*Description of the task*
Send back the whole listing untouched.

*Record set*
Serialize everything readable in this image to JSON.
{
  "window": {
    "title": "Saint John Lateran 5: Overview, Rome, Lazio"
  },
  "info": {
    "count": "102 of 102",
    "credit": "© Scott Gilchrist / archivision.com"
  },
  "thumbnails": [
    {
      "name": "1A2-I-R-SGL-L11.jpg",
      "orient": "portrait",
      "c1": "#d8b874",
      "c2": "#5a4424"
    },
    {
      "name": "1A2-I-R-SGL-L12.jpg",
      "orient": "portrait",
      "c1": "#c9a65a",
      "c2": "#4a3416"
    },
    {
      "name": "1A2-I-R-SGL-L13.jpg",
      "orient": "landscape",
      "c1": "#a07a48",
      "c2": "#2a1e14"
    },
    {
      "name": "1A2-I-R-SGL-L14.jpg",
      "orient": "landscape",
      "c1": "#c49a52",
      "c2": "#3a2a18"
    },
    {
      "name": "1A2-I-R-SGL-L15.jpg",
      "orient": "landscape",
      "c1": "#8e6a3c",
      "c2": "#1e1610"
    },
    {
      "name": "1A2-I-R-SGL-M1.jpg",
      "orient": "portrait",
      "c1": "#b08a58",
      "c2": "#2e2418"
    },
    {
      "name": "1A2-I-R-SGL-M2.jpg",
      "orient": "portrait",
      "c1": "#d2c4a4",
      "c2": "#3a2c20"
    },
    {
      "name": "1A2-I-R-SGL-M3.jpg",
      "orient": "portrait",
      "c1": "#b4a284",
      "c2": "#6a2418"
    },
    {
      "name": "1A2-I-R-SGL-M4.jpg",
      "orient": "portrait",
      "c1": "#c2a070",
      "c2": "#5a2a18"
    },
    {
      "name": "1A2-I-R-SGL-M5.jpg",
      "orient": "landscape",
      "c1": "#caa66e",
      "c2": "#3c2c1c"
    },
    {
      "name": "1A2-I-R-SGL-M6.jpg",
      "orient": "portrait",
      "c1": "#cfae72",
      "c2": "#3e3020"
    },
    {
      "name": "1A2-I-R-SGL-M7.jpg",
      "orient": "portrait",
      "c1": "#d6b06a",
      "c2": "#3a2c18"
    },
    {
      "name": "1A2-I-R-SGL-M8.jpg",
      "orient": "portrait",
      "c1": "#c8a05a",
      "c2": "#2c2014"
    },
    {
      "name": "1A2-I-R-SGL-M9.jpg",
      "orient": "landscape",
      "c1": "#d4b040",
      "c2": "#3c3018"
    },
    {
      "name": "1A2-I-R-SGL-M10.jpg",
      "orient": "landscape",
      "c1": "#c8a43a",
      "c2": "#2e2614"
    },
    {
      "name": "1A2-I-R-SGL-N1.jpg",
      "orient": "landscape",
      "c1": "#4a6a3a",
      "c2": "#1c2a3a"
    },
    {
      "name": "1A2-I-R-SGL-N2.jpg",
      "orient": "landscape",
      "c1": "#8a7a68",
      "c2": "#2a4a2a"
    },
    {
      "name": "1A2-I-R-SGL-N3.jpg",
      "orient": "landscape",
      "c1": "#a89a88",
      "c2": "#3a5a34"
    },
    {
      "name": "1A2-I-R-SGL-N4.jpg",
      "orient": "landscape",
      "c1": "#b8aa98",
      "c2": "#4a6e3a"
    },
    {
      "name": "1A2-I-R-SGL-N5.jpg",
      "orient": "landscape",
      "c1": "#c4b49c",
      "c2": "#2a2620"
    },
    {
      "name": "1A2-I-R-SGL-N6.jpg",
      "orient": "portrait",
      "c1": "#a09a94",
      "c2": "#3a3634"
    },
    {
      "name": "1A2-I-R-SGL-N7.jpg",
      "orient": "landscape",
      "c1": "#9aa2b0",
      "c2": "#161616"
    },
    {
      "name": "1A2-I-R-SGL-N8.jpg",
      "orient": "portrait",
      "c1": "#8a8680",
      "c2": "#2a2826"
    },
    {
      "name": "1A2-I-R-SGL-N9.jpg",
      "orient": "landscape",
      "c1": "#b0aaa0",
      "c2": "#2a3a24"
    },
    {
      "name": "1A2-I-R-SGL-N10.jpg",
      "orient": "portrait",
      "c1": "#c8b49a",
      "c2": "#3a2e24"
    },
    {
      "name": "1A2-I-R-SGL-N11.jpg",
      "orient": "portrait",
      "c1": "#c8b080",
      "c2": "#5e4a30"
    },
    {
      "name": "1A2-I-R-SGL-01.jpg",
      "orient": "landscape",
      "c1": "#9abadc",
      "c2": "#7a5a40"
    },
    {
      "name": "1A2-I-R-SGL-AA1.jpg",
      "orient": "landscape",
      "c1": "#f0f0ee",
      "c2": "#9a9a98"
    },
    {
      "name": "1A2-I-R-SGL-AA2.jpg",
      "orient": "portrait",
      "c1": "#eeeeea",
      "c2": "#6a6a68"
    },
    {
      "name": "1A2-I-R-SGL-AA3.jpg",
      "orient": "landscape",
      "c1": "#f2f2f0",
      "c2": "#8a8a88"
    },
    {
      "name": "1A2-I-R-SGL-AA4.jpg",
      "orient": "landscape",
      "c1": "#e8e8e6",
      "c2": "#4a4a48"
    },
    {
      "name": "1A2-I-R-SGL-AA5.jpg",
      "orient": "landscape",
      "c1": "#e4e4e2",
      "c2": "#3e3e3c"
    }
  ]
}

*Answer to the exercise*
Serialize everything readable in this image to JSON.
{
  "window": {
    "title": "Saint John Lateran 5: Overview, Rome, Lazio"
  },
  "info": {
    "count": "102 of 102",
    "credit": "© Scott Gilchrist / archivision.com"
  },
  "thumbnails": [
    {
      "name": "1A2-I-R-SGL-L11.jpg",
      "orient": "portrait",
      "c1": "#d8b874",
      "c2": "#5a4424"
    },
    {
      "name": "1A2-I-R-SGL-L12.jpg",
      "orient": "portrait",
      "c1": "#c9a65a",
      "c2": "#4a3416"
    },
    {
      "name": "1A2-I-R-SGL-L13.jpg",
      "orient": "landscape",
      "c1": "#a07a48",
      "c2": "#2a1e14"
    },
    {
      "name": "1A2-I-R-SGL-L14.jpg",
      "orient": "landscape",
      "c1": "#c49a52",
      "c2": "#3a2a18"
    },
    {
      "name": "1A2-I-R-SGL-L15.jpg",
      "orient": "landscape",
      "c1": "#8e6a3c",
      "c2": "#1e1610"
    },
    {
      "name": "1A2-I-R-SGL-M1.jpg",
      "orient": "portrait",
      "c1": "#b08a58",
      "c2": "#2e2418"
    },
    {
      "name": "1A2-I-R-SGL-M2.jpg",
      "orient": "portrait",
      "c1": "#d2c4a4",
      "c2": "#3a2c20"
    },
    {
      "name": "1A2-I-R-SGL-M3.jpg",
      "orient": "portrait",
      "c1": "#b4a284",
      "c2": "#6a2418"
    },
    {
      "name": "1A2-I-R-SGL-M4.jpg",
      "orient": "portrait",
      "c1": "#c2a070",
      "c2": "#5a2a18"
    },
    {
      "name": "1A2-I-R-SGL-M5.jpg",
      "orient": "landscape",
      "c1": "#caa66e",
      "c2": "#3c2c1c"
    },
    {
      "name": "1A2-I-R-SGL-M6.jpg",
      "orient": "portrait",
      "c1": "#cfae72",
      "c2": "#3e3020"
    },
    {
      "name": "1A2-I-R-SGL-M7.jpg",
      "orient": "portrait",
      "c1": "#d6b06a",
      "c2": "#3a2c18"
    },
    {
      "name": "1A2-I-R-SGL-M8.jpg",
      "orient": "portrait",
      "c1": "#c8a05a",
      "c2": "#2c2014"
    },
    {
      "name": "1A2-I-R-SGL-M9.jpg",
      "orient": "landscape",
      "c1": "#d4b040",
      "c2": "#3c3018"
    },
    {
      "name": "1A2-I-R-SGL-M10.jpg",
      "orient": "landscape",
      "c1": "#c8a43a",
      "c2": "#2e2614"
    },
    {
      "name": "1A2-I-R-SGL-N1.jpg",
      "orient": "landscape",
      "c1": "#4a6a3a",
      "c2": "#1c2a3a"
    },
    {
      "name": "1A2-I-R-SGL-N2.jpg",
      "orient": "landscape",
      "c1": "#8a7a68",
      "c2": "#2a4a2a"
    },
    {
      "name": "1A2-I-R-SGL-N3.jpg",
      "orient": "landscape",
      "c1": "#a89a88",
      "c2": "#3a5a34"
    },
    {
      "name": "1A2-I-R-SGL-N4.jpg",
      "orient": "landscape",
      "c1": "#b8aa98",
      "c2": "#4a6e3a"
    },
    {
      "name": "1A2-I-R-SGL-N5.jpg",
      "orient": "landscape",
      "c1": "#c4b49c",
      "c2": "#2a2620"
    },
    {
      "name": "1A2-I-R-SGL-N6.jpg",
      "orient": "portrait",
      "c1": "#a09a94",
      "c2": "#3a3634"
    },
    {
      "name": "1A2-I-R-SGL-N7.jpg",
      "orient": "landscape",
      "c1": "#9aa2b0",
      "c2": "#161616"
    },
    {
      "name": "1A2-I-R-SGL-N8.jpg",
      "orient": "portrait",
      "c1": "#8a8680",
      "c2": "#2a2826"
    },
    {
      "name": "1A2-I-R-SGL-N9.jpg",
      "orient": "landscape",
      "c1": "#b0aaa0",
      "c2": "#2a3a24"
    },
    {
      "name": "1A2-I-R-SGL-N10.jpg",
      "orient": "portrait",
      "c1": "#c8b49a",
      "c2": "#3a2e24"
    },
    {
      "name": "1A2-I-R-SGL-N11.jpg",
      "orient": "portrait",
      "c1": "#c8b080",
      "c2": "#5e4a30"
    },
    {
      "name": "1A2-I-R-SGL-01.jpg",
      "orient": "landscape",
      "c1": "#9abadc",
      "c2": "#7a5a40"
    },
    {
      "name": "1A2-I-R-SGL-AA1.jpg",
      "orient": "landscape",
      "c1": "#f0f0ee",
      "c2": "#9a9a98"
    },
    {
      "name": "1A2-I-R-SGL-AA2.jpg",
      "orient": "portrait",
      "c1": "#eeeeea",
      "c2": "#6a6a68"
    },
    {
      "name": "1A2-I-R-SGL-AA3.jpg",
      "orient": "landscape",
      "c1": "#f2f2f0",
      "c2": "#8a8a88"
    },
    {
      "name": "1A2-I-R-SGL-AA4.jpg",
      "orient": "landscape",
      "c1": "#e8e8e6",
      "c2": "#4a4a48"
    },
    {
      "name": "1A2-I-R-SGL-AA5.jpg",
      "orient": "landscape",
      "c1": "#e4e4e2",
      "c2": "#3e3e3c"
    }
  ]
}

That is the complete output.